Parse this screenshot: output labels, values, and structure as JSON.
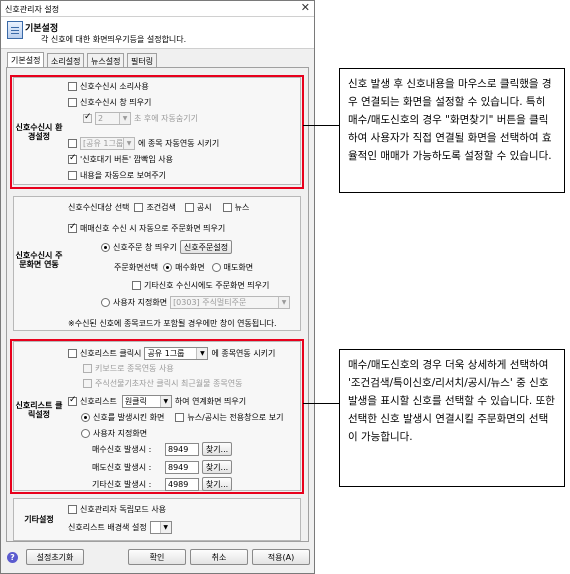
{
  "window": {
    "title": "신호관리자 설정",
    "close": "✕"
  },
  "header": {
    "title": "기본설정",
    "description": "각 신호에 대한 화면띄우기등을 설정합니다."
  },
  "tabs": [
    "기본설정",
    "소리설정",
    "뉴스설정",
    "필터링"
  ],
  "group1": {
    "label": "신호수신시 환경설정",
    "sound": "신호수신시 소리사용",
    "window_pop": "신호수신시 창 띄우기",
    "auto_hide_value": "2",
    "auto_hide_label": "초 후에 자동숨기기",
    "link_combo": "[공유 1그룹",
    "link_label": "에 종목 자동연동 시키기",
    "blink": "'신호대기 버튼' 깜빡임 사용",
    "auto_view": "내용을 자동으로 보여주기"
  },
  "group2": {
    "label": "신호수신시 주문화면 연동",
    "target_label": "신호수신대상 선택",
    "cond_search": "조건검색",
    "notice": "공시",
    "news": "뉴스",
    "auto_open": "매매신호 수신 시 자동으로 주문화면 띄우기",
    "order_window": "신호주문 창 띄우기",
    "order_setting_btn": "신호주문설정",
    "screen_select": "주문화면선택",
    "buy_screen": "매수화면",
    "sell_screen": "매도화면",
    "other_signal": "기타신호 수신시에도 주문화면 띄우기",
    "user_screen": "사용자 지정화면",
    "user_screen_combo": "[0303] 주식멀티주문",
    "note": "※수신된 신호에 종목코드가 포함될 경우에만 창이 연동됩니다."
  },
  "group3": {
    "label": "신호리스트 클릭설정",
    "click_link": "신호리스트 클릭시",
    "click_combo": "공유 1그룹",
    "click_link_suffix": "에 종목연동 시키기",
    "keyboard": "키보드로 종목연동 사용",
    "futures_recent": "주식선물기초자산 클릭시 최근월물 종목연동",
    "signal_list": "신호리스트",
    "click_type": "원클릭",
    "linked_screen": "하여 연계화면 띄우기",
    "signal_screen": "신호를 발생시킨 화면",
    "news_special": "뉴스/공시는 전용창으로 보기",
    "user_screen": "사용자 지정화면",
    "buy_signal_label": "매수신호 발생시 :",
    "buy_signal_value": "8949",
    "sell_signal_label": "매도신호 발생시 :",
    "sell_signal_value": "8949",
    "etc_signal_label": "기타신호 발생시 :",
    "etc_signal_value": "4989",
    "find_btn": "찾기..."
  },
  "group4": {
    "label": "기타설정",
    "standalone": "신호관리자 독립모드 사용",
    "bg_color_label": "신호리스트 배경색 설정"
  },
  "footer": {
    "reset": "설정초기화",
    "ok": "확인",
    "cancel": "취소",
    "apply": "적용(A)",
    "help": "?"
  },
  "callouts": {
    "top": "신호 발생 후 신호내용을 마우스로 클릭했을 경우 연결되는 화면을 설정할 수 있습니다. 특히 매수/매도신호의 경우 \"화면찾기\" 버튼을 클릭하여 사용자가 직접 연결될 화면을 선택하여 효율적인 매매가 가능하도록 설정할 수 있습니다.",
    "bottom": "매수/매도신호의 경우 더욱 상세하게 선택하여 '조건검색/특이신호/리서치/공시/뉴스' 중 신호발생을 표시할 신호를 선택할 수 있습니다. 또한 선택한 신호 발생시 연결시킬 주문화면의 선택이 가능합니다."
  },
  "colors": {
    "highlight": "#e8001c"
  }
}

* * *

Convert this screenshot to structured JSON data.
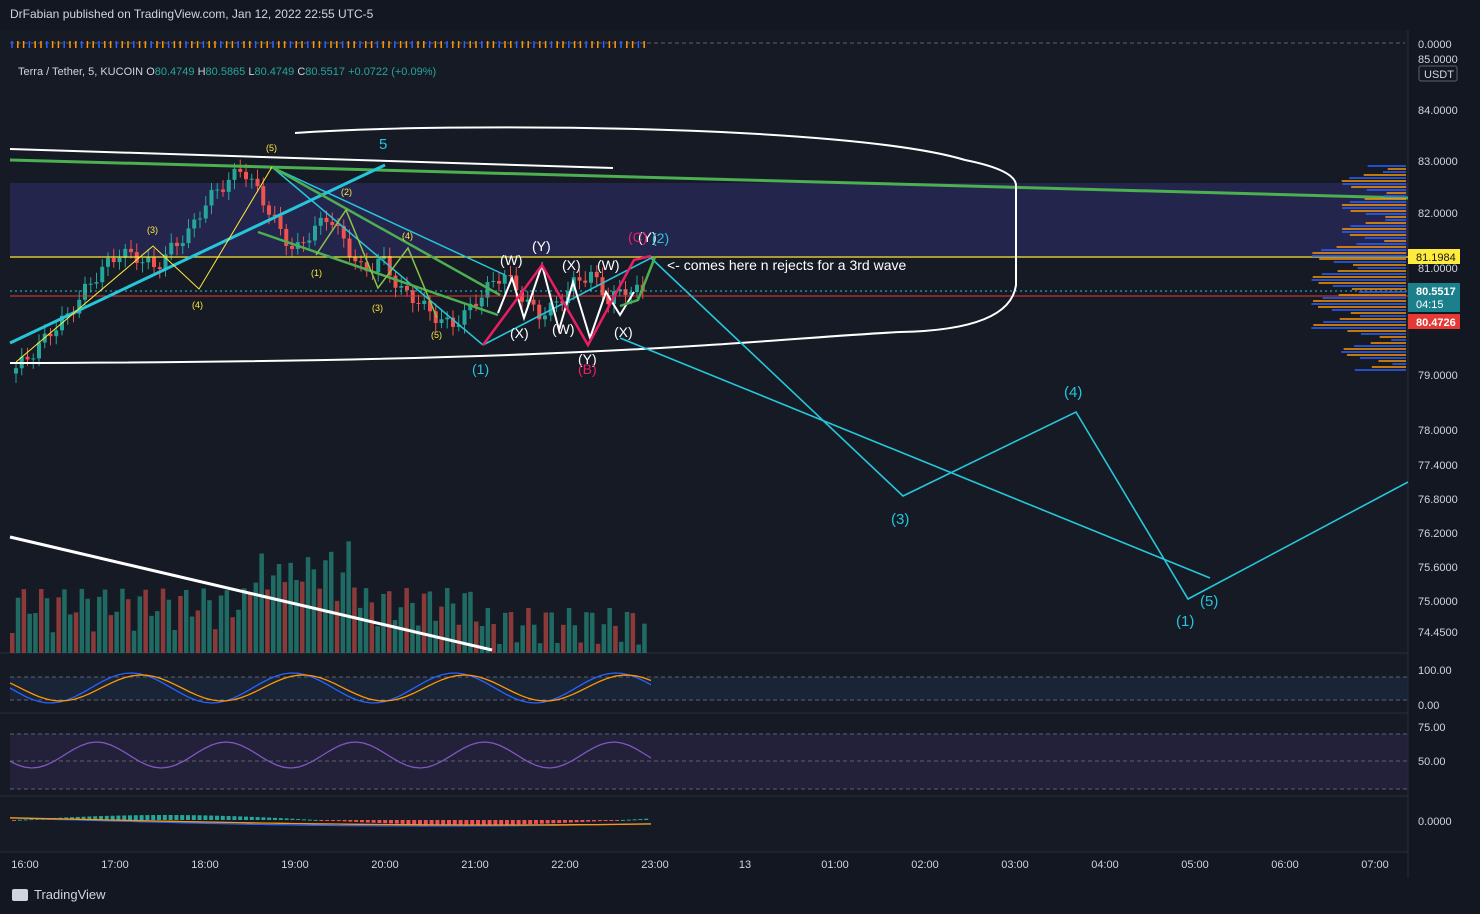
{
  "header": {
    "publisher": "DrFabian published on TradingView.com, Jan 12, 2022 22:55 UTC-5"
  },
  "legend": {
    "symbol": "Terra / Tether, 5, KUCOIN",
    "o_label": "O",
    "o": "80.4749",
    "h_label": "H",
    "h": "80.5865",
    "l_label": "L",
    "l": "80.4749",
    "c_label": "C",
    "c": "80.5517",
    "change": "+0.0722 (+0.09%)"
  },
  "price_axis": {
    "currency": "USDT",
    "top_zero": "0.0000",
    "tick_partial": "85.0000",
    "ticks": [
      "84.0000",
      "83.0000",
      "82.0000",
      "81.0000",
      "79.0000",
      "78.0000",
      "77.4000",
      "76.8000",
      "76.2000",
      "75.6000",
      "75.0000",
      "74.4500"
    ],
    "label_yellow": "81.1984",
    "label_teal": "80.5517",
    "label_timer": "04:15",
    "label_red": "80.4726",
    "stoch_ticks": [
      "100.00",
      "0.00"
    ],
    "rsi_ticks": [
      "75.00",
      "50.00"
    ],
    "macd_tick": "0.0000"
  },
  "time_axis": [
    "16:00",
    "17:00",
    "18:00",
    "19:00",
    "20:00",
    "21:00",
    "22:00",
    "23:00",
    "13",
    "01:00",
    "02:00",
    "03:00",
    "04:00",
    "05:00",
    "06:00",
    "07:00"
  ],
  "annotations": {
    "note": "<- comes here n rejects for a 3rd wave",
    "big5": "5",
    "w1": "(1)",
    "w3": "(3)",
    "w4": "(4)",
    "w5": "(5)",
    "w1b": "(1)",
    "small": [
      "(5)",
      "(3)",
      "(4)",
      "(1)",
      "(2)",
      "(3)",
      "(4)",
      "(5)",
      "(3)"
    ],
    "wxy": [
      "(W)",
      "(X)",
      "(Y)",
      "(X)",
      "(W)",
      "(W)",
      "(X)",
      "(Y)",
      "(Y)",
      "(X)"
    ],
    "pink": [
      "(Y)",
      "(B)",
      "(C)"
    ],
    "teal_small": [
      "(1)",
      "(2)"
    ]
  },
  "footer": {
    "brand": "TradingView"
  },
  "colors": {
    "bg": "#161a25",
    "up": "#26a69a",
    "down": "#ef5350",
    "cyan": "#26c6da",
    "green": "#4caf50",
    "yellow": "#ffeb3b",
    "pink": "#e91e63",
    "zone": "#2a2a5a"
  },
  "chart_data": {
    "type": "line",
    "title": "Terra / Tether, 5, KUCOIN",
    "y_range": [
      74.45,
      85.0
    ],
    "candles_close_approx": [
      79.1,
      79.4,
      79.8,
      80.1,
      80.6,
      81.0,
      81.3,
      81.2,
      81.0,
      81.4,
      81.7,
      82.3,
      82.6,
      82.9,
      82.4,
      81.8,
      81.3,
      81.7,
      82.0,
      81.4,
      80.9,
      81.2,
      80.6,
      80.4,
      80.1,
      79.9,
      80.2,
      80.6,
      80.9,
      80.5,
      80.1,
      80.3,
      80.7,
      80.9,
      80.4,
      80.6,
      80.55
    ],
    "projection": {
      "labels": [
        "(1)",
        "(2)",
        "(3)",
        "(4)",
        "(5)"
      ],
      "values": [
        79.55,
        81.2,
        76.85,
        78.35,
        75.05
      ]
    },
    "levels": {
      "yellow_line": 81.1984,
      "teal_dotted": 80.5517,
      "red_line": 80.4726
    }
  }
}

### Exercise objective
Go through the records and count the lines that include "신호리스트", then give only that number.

### Task output
4